- Dataset excerpts:
# # #

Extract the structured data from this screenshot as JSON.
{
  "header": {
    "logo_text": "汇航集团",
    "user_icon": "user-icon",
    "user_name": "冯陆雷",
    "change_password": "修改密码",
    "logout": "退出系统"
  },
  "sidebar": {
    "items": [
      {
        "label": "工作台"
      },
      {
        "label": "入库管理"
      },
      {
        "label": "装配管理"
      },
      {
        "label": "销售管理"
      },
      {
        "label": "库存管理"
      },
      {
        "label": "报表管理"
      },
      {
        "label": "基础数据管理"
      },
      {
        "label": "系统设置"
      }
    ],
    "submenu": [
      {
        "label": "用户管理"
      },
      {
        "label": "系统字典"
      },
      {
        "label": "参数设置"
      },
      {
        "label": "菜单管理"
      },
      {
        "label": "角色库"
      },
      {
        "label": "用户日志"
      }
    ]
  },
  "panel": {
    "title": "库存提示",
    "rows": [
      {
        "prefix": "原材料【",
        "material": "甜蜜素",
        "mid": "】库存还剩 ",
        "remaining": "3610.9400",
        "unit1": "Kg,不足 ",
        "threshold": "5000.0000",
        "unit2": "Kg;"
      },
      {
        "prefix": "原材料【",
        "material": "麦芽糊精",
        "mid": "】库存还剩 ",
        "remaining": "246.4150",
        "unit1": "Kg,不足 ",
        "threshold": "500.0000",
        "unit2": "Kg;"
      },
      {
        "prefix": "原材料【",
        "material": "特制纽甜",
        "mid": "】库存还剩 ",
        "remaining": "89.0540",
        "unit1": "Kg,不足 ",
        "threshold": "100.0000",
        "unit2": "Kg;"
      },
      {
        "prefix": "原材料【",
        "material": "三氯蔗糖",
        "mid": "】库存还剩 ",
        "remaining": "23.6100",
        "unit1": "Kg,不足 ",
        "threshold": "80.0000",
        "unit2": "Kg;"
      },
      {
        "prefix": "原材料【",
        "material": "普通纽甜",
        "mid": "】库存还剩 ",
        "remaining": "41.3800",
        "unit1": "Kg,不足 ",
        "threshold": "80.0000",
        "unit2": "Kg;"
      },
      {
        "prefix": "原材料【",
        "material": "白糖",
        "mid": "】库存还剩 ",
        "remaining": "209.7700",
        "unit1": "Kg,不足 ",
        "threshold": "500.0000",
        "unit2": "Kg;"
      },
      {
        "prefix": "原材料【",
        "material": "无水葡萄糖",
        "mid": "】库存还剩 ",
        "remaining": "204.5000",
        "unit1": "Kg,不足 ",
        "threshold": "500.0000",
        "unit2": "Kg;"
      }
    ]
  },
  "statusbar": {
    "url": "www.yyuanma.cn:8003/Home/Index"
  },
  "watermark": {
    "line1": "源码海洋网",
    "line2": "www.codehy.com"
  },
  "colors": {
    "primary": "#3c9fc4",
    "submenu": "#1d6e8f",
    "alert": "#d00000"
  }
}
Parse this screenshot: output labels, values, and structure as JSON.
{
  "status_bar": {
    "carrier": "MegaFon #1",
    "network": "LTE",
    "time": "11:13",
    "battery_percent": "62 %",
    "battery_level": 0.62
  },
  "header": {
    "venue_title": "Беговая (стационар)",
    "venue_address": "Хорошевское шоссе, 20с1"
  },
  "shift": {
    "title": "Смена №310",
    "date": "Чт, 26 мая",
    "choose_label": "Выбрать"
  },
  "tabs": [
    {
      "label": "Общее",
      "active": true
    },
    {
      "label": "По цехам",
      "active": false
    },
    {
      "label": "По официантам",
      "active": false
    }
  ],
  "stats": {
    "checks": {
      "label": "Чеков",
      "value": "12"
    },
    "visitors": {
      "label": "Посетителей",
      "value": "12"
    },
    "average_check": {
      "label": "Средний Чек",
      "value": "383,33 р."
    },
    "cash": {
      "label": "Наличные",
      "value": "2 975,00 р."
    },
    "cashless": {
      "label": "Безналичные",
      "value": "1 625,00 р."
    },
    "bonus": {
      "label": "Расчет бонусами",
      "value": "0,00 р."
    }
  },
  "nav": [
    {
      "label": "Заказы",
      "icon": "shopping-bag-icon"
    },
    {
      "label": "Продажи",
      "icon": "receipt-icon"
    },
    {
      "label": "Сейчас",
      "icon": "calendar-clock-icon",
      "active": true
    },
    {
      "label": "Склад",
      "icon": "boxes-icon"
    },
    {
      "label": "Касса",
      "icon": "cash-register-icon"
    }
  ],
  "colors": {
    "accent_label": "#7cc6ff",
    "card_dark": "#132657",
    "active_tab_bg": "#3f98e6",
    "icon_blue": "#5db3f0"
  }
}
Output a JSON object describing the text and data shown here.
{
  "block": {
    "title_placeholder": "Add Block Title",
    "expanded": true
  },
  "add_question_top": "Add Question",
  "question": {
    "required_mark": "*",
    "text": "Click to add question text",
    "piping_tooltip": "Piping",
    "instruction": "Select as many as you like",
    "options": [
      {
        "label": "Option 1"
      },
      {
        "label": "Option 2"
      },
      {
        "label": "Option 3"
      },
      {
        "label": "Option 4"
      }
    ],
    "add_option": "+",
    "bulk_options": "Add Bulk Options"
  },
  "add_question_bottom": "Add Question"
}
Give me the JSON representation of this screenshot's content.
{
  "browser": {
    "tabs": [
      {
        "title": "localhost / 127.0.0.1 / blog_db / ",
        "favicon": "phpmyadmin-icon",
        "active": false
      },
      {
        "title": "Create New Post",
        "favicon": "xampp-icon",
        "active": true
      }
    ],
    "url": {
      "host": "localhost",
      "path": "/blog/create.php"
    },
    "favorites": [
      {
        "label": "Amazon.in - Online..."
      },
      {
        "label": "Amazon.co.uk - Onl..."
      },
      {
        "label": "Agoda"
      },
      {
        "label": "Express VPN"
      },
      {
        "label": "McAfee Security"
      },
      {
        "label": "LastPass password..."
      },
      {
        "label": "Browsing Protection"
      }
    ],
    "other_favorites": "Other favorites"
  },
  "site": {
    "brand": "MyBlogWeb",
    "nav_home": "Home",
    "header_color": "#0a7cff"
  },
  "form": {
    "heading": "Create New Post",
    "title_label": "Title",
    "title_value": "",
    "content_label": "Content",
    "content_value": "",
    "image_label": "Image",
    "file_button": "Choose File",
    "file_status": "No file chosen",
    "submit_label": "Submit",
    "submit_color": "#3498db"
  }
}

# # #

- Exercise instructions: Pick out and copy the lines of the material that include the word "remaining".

- Result of this task:
        "remaining": "3610.9400",
        "remaining": "246.4150",
        "remaining": "89.0540",
        "remaining": "23.6100",
        "remaining": "41.3800",
        "remaining": "209.7700",
        "remaining": "204.5000",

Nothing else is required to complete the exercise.